Loosely based on the traditional tale, this version has been transferred to contemporary times and moved to a small town in Ireland. The princess is a thirty-six-year-old man (Alexander Leonhartsberger), with mental illness, living with his mother (Elizabeth Cameron Dalman) in a run-down house in rural Ireland. Unusually for what is ostensibly a dance piece, the show also includes an actor, Mikel Murfi, who changes roles throughout the performance. A lot of the traditional elements of Swan Lake are in this production, particularly the idea of the white and black swans being played by the same person, though the image of white and black being good and evil respectively are definitely challenged as they are in the reality where shades of grey have to exist in order for the world to function.

When you enter the auditorium, the first thing you see is Sabine Dargent’s eclectic set with Mikel tethered to a stone in the centre of the stage. The show starts with the arrival of various characters on stage and the raising of the backcloths at the rear and side of the stage. As the production continues, Mikel is released from his tether and moves to become the narrator and authority figure in the guise of a priest and local councillor and guides the story along. The production has a total of thirteen world-class performers who really throw themselves into the intense and demanding choreography. The music, written and performed by Nordic-Irish trio Slow Moving Clouds, is a nice mixture of styles with many influences and is a fine accompaniment to the dancing and movement of the performers.
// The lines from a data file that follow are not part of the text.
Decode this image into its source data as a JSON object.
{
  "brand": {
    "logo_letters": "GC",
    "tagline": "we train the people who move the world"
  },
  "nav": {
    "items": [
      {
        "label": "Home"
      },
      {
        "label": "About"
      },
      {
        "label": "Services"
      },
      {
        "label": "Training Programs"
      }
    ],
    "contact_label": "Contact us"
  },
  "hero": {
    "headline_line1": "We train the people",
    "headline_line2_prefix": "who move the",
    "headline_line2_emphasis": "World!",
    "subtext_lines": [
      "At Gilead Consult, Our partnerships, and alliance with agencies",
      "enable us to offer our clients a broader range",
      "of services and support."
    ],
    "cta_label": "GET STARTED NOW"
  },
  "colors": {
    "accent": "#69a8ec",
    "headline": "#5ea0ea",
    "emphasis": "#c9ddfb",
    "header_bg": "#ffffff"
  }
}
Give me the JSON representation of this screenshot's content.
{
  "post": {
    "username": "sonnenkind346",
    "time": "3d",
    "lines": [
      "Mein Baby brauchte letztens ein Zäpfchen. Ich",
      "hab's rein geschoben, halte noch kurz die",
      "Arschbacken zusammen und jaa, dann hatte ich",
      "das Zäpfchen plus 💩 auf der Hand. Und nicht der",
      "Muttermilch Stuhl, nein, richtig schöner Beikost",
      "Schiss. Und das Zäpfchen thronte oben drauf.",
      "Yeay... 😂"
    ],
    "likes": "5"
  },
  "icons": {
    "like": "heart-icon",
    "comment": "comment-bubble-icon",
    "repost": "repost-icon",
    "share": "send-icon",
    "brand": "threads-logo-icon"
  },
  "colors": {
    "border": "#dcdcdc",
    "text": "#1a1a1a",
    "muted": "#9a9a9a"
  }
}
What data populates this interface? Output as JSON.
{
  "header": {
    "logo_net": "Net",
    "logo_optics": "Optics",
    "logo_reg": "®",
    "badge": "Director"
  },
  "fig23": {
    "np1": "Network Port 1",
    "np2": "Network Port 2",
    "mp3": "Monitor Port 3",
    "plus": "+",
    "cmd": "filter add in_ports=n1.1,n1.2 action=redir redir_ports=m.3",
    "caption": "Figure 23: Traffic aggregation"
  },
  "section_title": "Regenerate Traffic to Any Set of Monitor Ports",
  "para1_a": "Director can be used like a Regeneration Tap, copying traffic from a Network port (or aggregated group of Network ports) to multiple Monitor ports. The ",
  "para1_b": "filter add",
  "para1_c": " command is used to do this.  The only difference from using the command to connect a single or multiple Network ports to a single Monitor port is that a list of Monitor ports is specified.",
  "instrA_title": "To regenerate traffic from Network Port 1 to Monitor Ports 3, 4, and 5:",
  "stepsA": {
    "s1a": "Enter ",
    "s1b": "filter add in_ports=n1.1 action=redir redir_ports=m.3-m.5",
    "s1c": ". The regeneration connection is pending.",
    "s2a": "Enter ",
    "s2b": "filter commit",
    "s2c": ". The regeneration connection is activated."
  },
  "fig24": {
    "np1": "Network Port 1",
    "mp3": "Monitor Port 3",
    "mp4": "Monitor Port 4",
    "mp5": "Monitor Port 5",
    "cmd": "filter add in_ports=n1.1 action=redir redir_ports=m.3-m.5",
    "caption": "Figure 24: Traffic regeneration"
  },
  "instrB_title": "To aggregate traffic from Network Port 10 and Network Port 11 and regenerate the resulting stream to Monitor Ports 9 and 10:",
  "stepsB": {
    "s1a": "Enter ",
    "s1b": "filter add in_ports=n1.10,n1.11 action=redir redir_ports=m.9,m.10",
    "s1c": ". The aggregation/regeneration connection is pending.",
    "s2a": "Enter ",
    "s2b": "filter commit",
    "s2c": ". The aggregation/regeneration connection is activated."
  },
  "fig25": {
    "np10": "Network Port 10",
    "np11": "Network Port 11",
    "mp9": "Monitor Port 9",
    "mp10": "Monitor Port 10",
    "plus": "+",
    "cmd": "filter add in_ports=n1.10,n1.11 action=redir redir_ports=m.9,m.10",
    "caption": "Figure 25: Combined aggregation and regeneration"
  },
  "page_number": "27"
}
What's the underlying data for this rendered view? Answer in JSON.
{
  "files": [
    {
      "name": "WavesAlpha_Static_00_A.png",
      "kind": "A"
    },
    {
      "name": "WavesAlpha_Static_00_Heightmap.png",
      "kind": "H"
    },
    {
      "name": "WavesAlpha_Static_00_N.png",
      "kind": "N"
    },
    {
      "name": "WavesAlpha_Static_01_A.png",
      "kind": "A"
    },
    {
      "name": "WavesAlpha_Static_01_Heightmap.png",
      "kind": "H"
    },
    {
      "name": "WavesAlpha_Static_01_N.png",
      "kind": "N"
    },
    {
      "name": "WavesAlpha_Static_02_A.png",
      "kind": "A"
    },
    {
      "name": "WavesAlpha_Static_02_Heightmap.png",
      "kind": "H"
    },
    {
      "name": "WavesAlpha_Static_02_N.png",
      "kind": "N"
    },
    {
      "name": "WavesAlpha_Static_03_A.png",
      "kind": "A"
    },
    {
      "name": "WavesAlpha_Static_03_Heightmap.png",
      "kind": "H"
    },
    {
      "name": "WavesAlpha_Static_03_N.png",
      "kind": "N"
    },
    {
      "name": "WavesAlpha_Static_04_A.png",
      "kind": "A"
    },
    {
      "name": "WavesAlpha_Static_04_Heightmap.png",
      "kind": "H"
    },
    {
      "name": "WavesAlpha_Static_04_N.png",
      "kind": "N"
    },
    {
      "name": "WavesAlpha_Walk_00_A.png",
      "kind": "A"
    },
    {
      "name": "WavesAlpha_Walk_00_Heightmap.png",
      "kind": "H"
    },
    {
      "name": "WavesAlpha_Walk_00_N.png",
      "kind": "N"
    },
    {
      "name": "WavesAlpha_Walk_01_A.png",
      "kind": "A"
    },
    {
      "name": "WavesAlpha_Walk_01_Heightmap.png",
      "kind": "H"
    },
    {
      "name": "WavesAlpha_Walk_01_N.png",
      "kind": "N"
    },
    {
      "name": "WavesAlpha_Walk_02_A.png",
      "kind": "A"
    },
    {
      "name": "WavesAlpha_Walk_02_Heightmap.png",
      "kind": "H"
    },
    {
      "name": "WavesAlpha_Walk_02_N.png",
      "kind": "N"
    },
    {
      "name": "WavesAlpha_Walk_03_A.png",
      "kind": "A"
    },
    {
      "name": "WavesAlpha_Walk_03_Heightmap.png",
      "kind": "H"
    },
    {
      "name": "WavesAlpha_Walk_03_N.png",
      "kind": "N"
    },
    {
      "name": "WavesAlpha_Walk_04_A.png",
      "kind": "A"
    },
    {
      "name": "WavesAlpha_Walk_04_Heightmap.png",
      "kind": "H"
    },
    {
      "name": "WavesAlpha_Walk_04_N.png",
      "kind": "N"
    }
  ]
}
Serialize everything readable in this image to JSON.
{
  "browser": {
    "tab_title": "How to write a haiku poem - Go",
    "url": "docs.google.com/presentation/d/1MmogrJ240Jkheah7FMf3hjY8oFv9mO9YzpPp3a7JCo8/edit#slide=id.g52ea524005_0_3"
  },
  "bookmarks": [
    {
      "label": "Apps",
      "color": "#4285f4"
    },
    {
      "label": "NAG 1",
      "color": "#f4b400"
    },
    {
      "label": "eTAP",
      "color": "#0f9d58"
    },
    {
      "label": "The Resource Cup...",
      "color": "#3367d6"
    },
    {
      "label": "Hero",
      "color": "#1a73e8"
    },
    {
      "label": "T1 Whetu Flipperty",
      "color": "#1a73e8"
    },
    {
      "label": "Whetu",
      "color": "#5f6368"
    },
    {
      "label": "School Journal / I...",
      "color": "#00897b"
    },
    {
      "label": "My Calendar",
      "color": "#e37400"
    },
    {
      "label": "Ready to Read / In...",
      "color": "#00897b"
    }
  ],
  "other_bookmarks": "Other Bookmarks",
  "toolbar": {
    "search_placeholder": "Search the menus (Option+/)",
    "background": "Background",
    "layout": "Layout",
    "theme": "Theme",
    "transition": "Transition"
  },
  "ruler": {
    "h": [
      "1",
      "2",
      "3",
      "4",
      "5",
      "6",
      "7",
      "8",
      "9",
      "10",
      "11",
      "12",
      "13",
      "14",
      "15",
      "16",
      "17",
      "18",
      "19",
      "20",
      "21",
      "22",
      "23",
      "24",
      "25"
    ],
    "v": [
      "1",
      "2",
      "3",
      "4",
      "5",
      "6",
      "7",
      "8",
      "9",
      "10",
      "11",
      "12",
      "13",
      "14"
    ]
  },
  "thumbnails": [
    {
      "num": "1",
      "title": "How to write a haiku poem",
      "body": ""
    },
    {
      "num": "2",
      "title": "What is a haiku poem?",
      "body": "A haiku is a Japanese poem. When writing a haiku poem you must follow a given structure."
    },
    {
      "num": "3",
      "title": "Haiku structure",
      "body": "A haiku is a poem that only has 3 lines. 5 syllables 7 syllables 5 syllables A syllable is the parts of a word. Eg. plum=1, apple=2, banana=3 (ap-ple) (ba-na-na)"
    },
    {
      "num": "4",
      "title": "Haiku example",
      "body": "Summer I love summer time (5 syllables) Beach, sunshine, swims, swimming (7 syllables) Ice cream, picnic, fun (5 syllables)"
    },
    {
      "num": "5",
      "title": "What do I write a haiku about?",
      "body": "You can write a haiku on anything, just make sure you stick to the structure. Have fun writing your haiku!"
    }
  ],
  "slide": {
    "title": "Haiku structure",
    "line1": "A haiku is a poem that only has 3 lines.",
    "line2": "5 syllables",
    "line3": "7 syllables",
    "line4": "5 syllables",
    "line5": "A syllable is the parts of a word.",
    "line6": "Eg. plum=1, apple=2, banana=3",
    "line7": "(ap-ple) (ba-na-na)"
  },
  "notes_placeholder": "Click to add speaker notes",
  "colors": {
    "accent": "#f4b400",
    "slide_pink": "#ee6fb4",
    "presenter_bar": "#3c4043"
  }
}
I have to say that this production of Swan Lake/Loch na hEala was not easy to watch. There were some scenes which, whilst they could be considered brave choices by Michael Keegan-Dolan, did not resonate with me at all, and felt that they were there purely to shock and were not entirely necessary. Of course, this is personal opinion and, going by the resounding applause and partial standing ovation at the end, not everyone in the audience will agree with me on this. There were some really wonderful elements though and I have to say the final scene was really quite beautiful both in its conception and delivery.

As I’ve said, Swan Lake/Loch na hEala didn’t really work for me. Over the roughly seventy-five minutes running time, I found myself continually changing my mind about the show. I can fully appreciate the work that has gone into putting the show together and the dedication and skill of the performers in translating the story to a powerful and definitely thought-provoking production.

3 Star Review

Review by Terry Eastham

Performed by a company of 13 world-class performers including actor Mikel Murfi, this new production is interwoven with storytelling, song and live music. Dublin based band Slow Moving Clouds has created a new score, combining Nordic and Irish traditional music with minimalist and experimental influences.

With beautiful dancing and powerful imagery, this new Swan Lake is rooted in the Midlands of Ireland, where ancient mythology and the modern world collide.

Sadler’s Wells
Rosebery Avenue, London, EC1R
25 & 26 Nov 2016
http://www.sadlerswells.com/

Author

Scroll to Top